If the world is a book
then those who do not travel
read only one page.
St Augustine
(Neatly written in French on a waypost.)

——

WALK
EAT
SLEEP
REPEAT
(In English on a gum tree – which were myriad)

—–

Japanese Mini Tractors for Sale
(In Portuguese on the fence of a yard containing half a dozen very small tractors)

——

A road sign:
a plump cow in silhouette
inside a red warning triangle.
(We saw no cows.
They had been warned off.)

——

Street names:
Rua de São Salvador
Rua Senhora de Imaculada Conceinçao
Rua da Cruz de São João.
Here you are what you are
in relationship to Catholicism

——

Sign

If you look closely you can see the Emerging Artist in this picture

Another road sign:
Caution
Pilgrim Traffic.

——

Find out what’s the least you can do
(What I think the Portuguese says on a little tile in Barcelos, attributed to Ferdinand Pessoa)

And tonight everything is sore.

 

 

Caminho Portuguès, Day 1

The Emerging Artist (can I still call her that?) and I are walking part of the Caminho Portuguès, from Porto to Tui (which is in Spain, but quite a way from the goal of true pilgrims, Santiago de Compostella.
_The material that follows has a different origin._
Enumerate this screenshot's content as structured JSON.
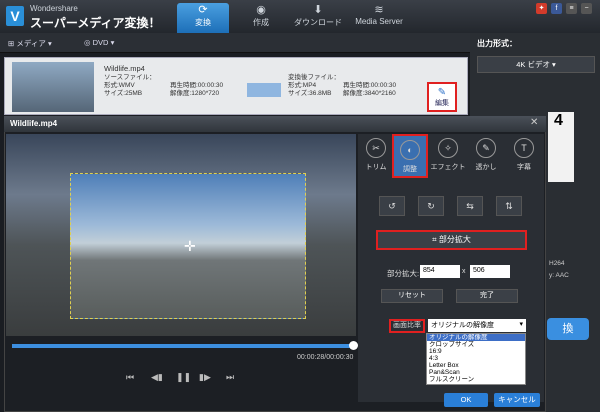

We are not true pilgrims: we’re not sporting scallop shells, we left our Pilgrim’s Passports in our hotel room in Porto, and we don’t anticipate spiritual experiences. But I’ll try to put up a couple of bits of verse each day. So here goes, with Day One.

I though we’d be like vermin
but sweet European birdsong
and men on bikes in lycra
wish us Bom Caminho.

——

Twang two three four
thud two three four.
Walk with a stick and
follow follow follow
follow the yellow arrów.

——

Here the eucalypts
are a virus caught from capital
but they still smell like home.

——

On these cobbled high-walled roads
cars approach like thunder.